A new, three-year study led by Associate Professor of Environmental Health Sacoby Wilson and Assistant Professor of Urban Planning Marccus Hendricks will analyze the impact of environmental contaminant exposures associated with natural disasters, particularly in vulnerable communities. Funded by an $800,000 grant from the U.S. Environmental Protection Agency and conducted in partnership with colleagues at Duke University, the project will produce a modular tool to evaluate contaminant risk under a variety of disaster scenarios and offer a framework for building community resilience and readiness.
“Natural and technological disasters disproportionately impact frontline and fenceline environmental justice communities,” says Wilson. “Climate change-related perturbations including more intense hurricanes and floods will only increase economic and health risks in these communities. This funding is a great opportunity to use a transdisciplinary approach and mixed methods to understand, model and predict contaminant risks for vulnerable communities and susceptible populations such as children and elderly who have some of the highest risk for morbidity and mortality during and after disasters.”
When natural hazards like hurricanes or earthquakes collide with the built environment, they can lead to Natural Hazard Triggering Technological—or Na-tech—events. These catastrophic accidents such as industrial fires, explosions or sewage leaks release harmful contaminants into the environment, overwhelming communities and jeopardizing human health.
The UMD-Duke team will develop a generalizable risk analysis framework using a mathematical Bayesian Network model to articulate the relationship between disaster intensity, contaminant release and human exposure. Specifically, they will look at the additional risks endured by economically- and socially-vulnerable communities and populations, including low-income families, children and the elderly.
“Research that brings together the technical risk modelling and the community ground-truthing that adds to and refines these models are critical to community resilience,” says Hendricks. “Communities have a lot to offer; the challenge is on researchers to effectively integrate and that is what we are trying to do with this research project.”
Working closely with two hazard-susceptible communities in North Carolina—one rural, one urban—the interdisciplinary team will leverage their expertise in environmental engineering, planning and community engagement and public and environmental health to develop comprehensive strategies for risk mitigation and enhanced readiness for disasters.
Intersecting the natural environment, technology and socio-economic systems—an area that has yet to be adequately studied—the UMD-Duke project will offer a critical intervention for vulnerable communities that fosters enhanced quality of life.
Other members of the UMD-Duke team include Mark Borsuk, Associate Professor of Environmental Engineering, Duke University (Co-PI) and graduate students: Celine Robinson (Duke-Environmental Engineering); Sakereh Carter (UMD-Applied Environmental Health); Omar Muhammad, President, Low Country Alliance for Model Communities (LAMC) in North Charleston, S.C.; and Devon Hall, Director, Rural Empowerment Association for Community Help (REACH), Duplin County, N.C.

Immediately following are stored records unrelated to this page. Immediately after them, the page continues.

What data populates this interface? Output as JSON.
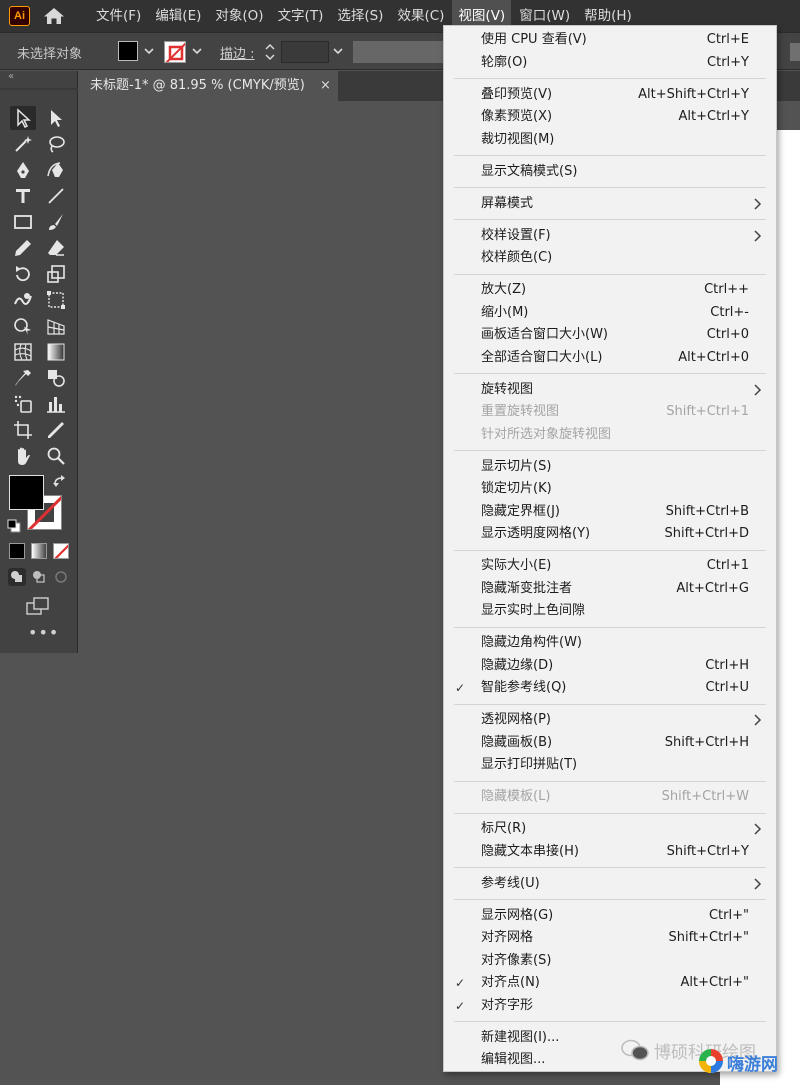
{
  "app": {
    "logo_text": "Ai"
  },
  "menubar": {
    "items": [
      "文件(F)",
      "编辑(E)",
      "对象(O)",
      "文字(T)",
      "选择(S)",
      "效果(C)",
      "视图(V)",
      "窗口(W)",
      "帮助(H)"
    ],
    "active_item": "视图(V)"
  },
  "controlbar": {
    "selection_status": "未选择对象",
    "stroke_label": "描边 :",
    "fill_color": "#000000"
  },
  "document": {
    "tab_title": "未标题-1* @ 81.95 % (CMYK/预览)",
    "close_glyph": "×"
  },
  "view_menu": {
    "groups": [
      [
        {
          "label": "使用 CPU 查看(V)",
          "shortcut": "Ctrl+E"
        },
        {
          "label": "轮廓(O)",
          "shortcut": "Ctrl+Y"
        }
      ],
      [
        {
          "label": "叠印预览(V)",
          "shortcut": "Alt+Shift+Ctrl+Y"
        },
        {
          "label": "像素预览(X)",
          "shortcut": "Alt+Ctrl+Y"
        },
        {
          "label": "裁切视图(M)",
          "shortcut": ""
        }
      ],
      [
        {
          "label": "显示文稿模式(S)",
          "shortcut": ""
        }
      ],
      [
        {
          "label": "屏幕模式",
          "shortcut": "",
          "submenu": true
        }
      ],
      [
        {
          "label": "校样设置(F)",
          "shortcut": "",
          "submenu": true
        },
        {
          "label": "校样颜色(C)",
          "shortcut": ""
        }
      ],
      [
        {
          "label": "放大(Z)",
          "shortcut": "Ctrl++"
        },
        {
          "label": "缩小(M)",
          "shortcut": "Ctrl+-"
        },
        {
          "label": "画板适合窗口大小(W)",
          "shortcut": "Ctrl+0"
        },
        {
          "label": "全部适合窗口大小(L)",
          "shortcut": "Alt+Ctrl+0"
        }
      ],
      [
        {
          "label": "旋转视图",
          "shortcut": "",
          "submenu": true
        },
        {
          "label": "重置旋转视图",
          "shortcut": "Shift+Ctrl+1",
          "disabled": true
        },
        {
          "label": "针对所选对象旋转视图",
          "shortcut": "",
          "disabled": true
        }
      ],
      [
        {
          "label": "显示切片(S)",
          "shortcut": ""
        },
        {
          "label": "锁定切片(K)",
          "shortcut": ""
        },
        {
          "label": "隐藏定界框(J)",
          "shortcut": "Shift+Ctrl+B"
        },
        {
          "label": "显示透明度网格(Y)",
          "shortcut": "Shift+Ctrl+D"
        }
      ],
      [
        {
          "label": "实际大小(E)",
          "shortcut": "Ctrl+1"
        },
        {
          "label": "隐藏渐变批注者",
          "shortcut": "Alt+Ctrl+G"
        },
        {
          "label": "显示实时上色间隙",
          "shortcut": ""
        }
      ],
      [
        {
          "label": "隐藏边角构件(W)",
          "shortcut": ""
        },
        {
          "label": "隐藏边缘(D)",
          "shortcut": "Ctrl+H"
        },
        {
          "label": "智能参考线(Q)",
          "shortcut": "Ctrl+U",
          "checked": true
        }
      ],
      [
        {
          "label": "透视网格(P)",
          "shortcut": "",
          "submenu": true
        },
        {
          "label": "隐藏画板(B)",
          "shortcut": "Shift+Ctrl+H"
        },
        {
          "label": "显示打印拼贴(T)",
          "shortcut": ""
        }
      ],
      [
        {
          "label": "隐藏模板(L)",
          "shortcut": "Shift+Ctrl+W",
          "disabled": true
        }
      ],
      [
        {
          "label": "标尺(R)",
          "shortcut": "",
          "submenu": true
        },
        {
          "label": "隐藏文本串接(H)",
          "shortcut": "Shift+Ctrl+Y"
        }
      ],
      [
        {
          "label": "参考线(U)",
          "shortcut": "",
          "submenu": true
        }
      ],
      [
        {
          "label": "显示网格(G)",
          "shortcut": "Ctrl+\""
        },
        {
          "label": "对齐网格",
          "shortcut": "Shift+Ctrl+\""
        },
        {
          "label": "对齐像素(S)",
          "shortcut": ""
        },
        {
          "label": "对齐点(N)",
          "shortcut": "Alt+Ctrl+\"",
          "checked": true
        },
        {
          "label": "对齐字形",
          "shortcut": "",
          "checked": true
        }
      ],
      [
        {
          "label": "新建视图(I)...",
          "shortcut": ""
        },
        {
          "label": "编辑视图...",
          "shortcut": ""
        }
      ]
    ]
  },
  "watermark": {
    "text": "博硕科研绘图",
    "site": "嗨游网"
  }
}
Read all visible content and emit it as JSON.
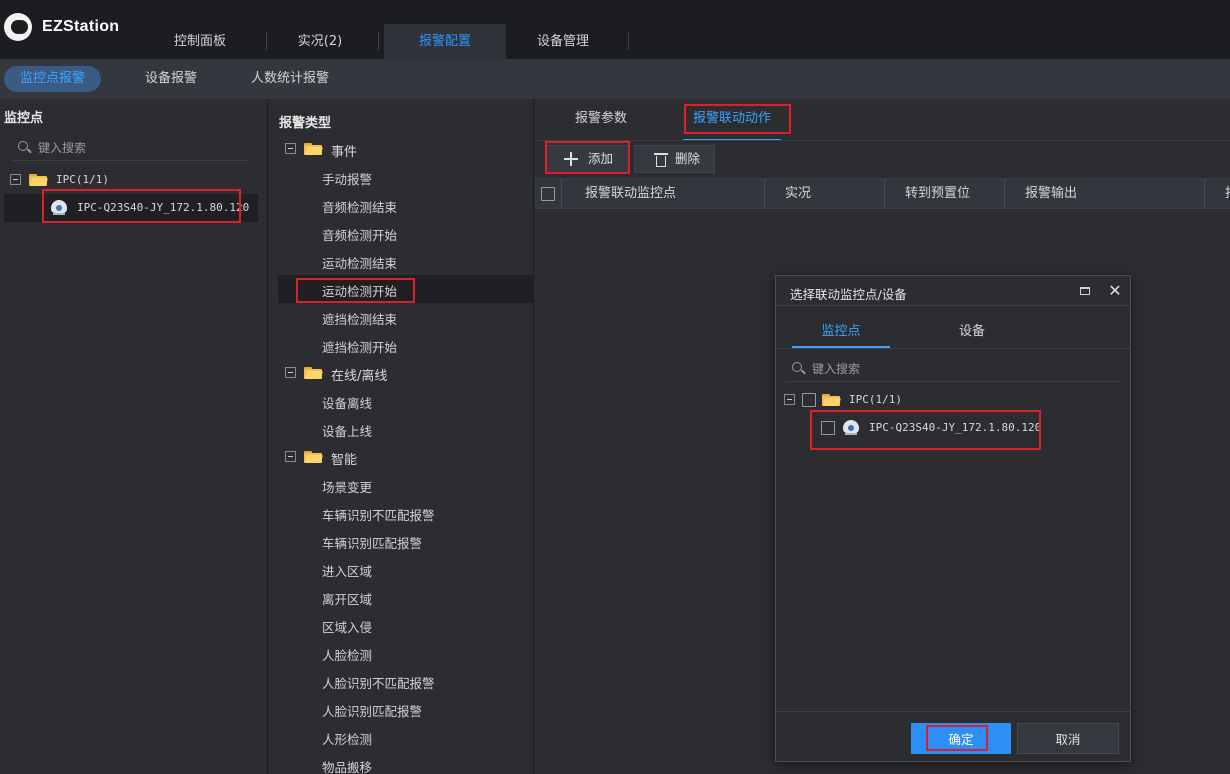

Dr. Sacoby Wilson is an associate professor of applied environmental health who directs the Community Engagement, Environmental Justice, and Health (CEEJH) Laboratory in the UMD School of Public Health. His core areas of expertise including exposure science, environmental justice science, environmental health disparities, air pollution, built environment, participatory action research, geospatial tools, climate change, industrial animal operations, community “in-powerment” and resilience. Dr. Wilson has nearly twenty years of experience performing community-engaged research including community-based participatory research (CBPR), community-university partnerships, citizen science, and crowd science on a number of environmental justice and health issues including goods movement issues in Baltimore, Savannah, GA and Charleston, SC; disasters and environmental injustice in the Gulf Coast; industrial chicken farming on Maryland’s Eastern Shore, industrial pollution and traffic-air pollution exposures in the Washington, DC region; and fossil fuel extraction, transport, and burning in Maryland.
Dr. Marccus Hendricks is an assistant professor of urban studies and planning and a faculty affiliate with the Maryland Institute for Applied Environmental Health. His core areas of expertise include infrastructure planning and management, hazard mitigation and disaster recovery planning and environmental planning, particularly through an environmental justice and social vulnerability to disaster lens. His research has focused on both natural and technological risks including flooding and fertilizer explosions, as well as cascading events such as wet-weather events that overwhelm sanitary sewers and cause contamination, household back-ups and overflows. His work emphasizes participation and action that uses methods including photography, visual inspection and environmental sampling.